A Letter From The General
Venue : Woodrush High School
Date : December 1967
Genre : Play
Letters from the General a winner all the way
Despite last minute cast upheavals, Wythall Dramatic Society's latest presentation "A letter from the General" was a winner from start to finish.
Playing to only a fair attendance in woodrush County Secondary school's large hall on Friday, the cast all experienced on the Wythall stage, gave a highly polished well regulated performance which earned them three rapturous curtain calls.
This response was no doubt due to the knowledge of this cast upset at the 11th hour, as reported in this newspaper last week.
Producer Stanley Girling, who was playing the part of German priest father Schiller, stepped into the shoes of Captain Lee when Gerry Solomon had to drop out of this leading part for personal reasons. Jack Parramore, a veteran of the group's past performances, took over the priest’s part.
Yet there was no hint that this top-flight cast had been hastily reshuffled as the audience was wound tightly into a modern tale of the happiness and sadness of a small group of people in a mission hut on the outskirts of China.

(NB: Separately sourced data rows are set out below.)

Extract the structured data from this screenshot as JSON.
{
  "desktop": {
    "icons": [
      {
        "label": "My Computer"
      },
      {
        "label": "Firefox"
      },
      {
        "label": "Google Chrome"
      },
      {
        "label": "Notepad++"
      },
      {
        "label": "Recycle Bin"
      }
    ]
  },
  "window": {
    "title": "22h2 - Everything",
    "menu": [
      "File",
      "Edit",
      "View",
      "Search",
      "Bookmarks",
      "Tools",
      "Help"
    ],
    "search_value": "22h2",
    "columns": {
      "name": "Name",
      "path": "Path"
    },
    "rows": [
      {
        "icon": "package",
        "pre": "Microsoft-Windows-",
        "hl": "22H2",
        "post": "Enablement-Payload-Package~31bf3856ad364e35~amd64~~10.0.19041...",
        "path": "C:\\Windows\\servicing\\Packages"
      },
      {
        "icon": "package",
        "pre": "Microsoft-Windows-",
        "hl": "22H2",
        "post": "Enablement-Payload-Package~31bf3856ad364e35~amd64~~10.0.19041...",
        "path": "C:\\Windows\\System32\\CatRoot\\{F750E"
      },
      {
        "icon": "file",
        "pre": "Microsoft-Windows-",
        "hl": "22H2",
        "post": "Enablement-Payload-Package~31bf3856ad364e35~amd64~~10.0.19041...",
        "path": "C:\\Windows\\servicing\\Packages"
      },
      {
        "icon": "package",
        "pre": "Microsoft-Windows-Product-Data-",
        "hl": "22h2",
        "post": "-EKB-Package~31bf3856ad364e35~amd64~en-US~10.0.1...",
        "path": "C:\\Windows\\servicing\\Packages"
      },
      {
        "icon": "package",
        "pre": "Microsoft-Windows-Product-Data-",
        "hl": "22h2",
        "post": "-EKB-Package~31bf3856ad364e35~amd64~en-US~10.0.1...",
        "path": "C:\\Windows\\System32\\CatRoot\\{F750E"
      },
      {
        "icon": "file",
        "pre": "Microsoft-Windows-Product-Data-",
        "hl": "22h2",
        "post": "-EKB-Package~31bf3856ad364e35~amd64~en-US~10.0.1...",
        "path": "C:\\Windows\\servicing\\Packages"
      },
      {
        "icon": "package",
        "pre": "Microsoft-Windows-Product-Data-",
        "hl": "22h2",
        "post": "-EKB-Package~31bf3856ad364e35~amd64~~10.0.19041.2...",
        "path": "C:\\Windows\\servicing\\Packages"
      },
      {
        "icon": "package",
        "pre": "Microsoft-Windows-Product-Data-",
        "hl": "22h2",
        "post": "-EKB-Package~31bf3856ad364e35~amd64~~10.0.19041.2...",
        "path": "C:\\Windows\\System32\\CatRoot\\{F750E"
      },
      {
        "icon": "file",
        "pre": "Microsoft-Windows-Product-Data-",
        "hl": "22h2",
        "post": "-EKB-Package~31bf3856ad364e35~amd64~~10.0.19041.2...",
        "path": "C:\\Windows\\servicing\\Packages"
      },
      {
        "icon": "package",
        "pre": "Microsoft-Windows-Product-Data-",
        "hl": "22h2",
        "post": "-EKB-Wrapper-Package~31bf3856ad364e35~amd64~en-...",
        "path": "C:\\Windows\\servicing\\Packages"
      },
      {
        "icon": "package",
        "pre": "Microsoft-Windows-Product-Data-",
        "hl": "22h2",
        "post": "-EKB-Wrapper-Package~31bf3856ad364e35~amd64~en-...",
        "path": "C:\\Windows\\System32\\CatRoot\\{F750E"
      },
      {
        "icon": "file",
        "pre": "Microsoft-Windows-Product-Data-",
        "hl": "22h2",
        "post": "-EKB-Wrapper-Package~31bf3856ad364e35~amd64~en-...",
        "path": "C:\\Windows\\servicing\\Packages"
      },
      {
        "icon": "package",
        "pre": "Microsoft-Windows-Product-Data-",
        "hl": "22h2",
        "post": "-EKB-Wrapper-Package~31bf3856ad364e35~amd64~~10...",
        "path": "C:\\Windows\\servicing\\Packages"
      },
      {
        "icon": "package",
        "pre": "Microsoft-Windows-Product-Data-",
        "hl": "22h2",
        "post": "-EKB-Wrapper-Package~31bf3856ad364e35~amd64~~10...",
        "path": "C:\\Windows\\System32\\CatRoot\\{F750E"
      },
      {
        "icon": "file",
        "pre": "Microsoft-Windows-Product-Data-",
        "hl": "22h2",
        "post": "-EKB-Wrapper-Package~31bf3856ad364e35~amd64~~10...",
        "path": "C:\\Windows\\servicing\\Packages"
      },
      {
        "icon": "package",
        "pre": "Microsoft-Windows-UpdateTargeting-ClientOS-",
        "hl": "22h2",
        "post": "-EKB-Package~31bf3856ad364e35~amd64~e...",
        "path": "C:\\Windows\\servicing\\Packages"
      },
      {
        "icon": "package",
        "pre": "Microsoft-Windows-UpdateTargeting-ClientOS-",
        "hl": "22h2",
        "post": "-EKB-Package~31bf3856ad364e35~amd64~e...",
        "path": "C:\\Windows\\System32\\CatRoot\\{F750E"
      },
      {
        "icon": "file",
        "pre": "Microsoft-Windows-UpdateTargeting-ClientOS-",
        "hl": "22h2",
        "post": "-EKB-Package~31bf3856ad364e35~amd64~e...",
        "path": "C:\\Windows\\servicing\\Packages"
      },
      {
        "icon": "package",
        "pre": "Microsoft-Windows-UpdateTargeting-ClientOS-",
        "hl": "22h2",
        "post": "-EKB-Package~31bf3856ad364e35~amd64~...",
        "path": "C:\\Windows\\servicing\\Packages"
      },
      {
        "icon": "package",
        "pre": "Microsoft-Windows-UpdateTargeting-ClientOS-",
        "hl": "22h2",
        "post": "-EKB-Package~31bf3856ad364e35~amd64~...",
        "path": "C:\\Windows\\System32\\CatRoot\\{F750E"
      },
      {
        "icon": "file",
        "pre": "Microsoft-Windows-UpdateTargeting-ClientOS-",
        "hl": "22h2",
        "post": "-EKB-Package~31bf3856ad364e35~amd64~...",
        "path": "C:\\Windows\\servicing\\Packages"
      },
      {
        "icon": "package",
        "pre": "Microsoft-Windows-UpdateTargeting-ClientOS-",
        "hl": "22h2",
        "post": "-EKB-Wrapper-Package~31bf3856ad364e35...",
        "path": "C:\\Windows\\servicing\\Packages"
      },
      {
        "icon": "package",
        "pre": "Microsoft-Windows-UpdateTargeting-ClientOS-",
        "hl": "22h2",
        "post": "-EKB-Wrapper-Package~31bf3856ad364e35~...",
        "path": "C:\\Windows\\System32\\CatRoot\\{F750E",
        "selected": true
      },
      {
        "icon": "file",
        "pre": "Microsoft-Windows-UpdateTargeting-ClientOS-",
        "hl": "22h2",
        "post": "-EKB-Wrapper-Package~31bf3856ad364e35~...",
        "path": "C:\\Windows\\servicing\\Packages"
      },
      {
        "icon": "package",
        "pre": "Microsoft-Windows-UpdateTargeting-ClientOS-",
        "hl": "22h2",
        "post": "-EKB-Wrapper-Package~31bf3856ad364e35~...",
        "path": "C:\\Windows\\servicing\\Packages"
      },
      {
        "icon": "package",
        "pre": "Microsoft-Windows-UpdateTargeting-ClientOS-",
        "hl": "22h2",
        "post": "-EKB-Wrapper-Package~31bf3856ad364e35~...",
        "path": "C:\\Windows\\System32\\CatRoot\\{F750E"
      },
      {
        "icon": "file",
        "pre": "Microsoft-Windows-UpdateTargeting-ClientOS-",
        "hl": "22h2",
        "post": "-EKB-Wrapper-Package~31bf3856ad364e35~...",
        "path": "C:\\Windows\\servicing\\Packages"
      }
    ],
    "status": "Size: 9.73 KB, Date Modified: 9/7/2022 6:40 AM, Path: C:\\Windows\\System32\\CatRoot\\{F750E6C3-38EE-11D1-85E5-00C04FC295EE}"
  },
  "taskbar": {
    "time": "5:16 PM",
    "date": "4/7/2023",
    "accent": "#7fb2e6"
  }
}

Stanley Girling took not a little time in weighing up Maurice McLoughlin's play. He trained his cast superbly- and his cast responded with equal vigour as the story of a band of Nuns who harassed by a communist Army searching for an escaped German Priest and brutally massacring all Nuns and priests in it's path, are forced to leave their small mission to seek safety.
All the Nuns flee, except one who was Godmother to the General of the Chinese Army, and who on the pretext that her Godson has offered her- in the "letter" of the Title - a position in a new orphanage he is opening. And as the Nun Sister Magdalene, Brenda Castle evoked from the audience a tremendous feeling of compassion. As she shuffled about the stage, and as her quavering Voice almost whispered across the hall, one could sense she was living the part. It was a magnificent performance.
Strictly speaking, it would be unfair to single out any particular one of the cast, because the standard was so high all round. But I feel this is one case where I can make an exception to the general rule.
As the Reverend Mother, Dorothy Girling exuded just the correct amount of calmness in the face of terror and hatred. She put not a foot wrong as she portrayed a character of intense wisdom, but not above a slight removal from the straight and narrow path in order to gain safety for her Nuns.
Sister Henry (Estelle Shutkever) again proved her worth in the excellent company and Pauline Hollins as Sister Lucy and Jill Cobill as Sister Bridget provided the snatches of humour in praise worthy supporting roles.
As the ruthless Captain Lee officer in the Chinese Army, Stanley Girling gave a gruff, straight-to-the-point characterisation of an embittered Army officer. This was a good performance from the man who took the stage at the last minute.
As Ruth Stilton, wife of the British Consul Arthur Stilton, Valerie Archer presented a vivid picture of a stinging sarcastic and observant woman with a vicious hatred of the Germans who shot her son in the back. Her vocabulary went biting across the stage and yet she showed a marked compassion when refusing to betray Father Schiller-a German-to Captain Lee. A memorable performance.
Husband Arthur, Gerry Smith, started well as an anxious consul a little indifferent to his wife, but then slipped into a run-of-the-mill characterisation, which did not really impress.
As the hunted Father Schiller, Jack Parramore made the most of his small part. Although tortured by the Chinese, he still showed love and understanding in wasting no time in treating Captain Lee for Father Schiller was the only Doctor the mission had.
Just three things which I feel the company could bear in mind.
The Stage at Woodrush is a large one, and a lot can be done with it in the way of properties and setting. But it seemed a little bare last week, and the set could have been more eye catching.
Instead it gave the impression of being inside a cardboard box with no way out. Nevertheless a lot of work had obviously been put into it by members of the company.
The lighting at one side of the stage left a lot to be desired. It was noticeable though, that the characters did not often stray into that area, giving the impression that this was not able to be rectified.
All told "A letter from the general" was a stepping-stone in the company’s repertoire. The general standard augurs well for the future.
S.T., Redditch Advertiser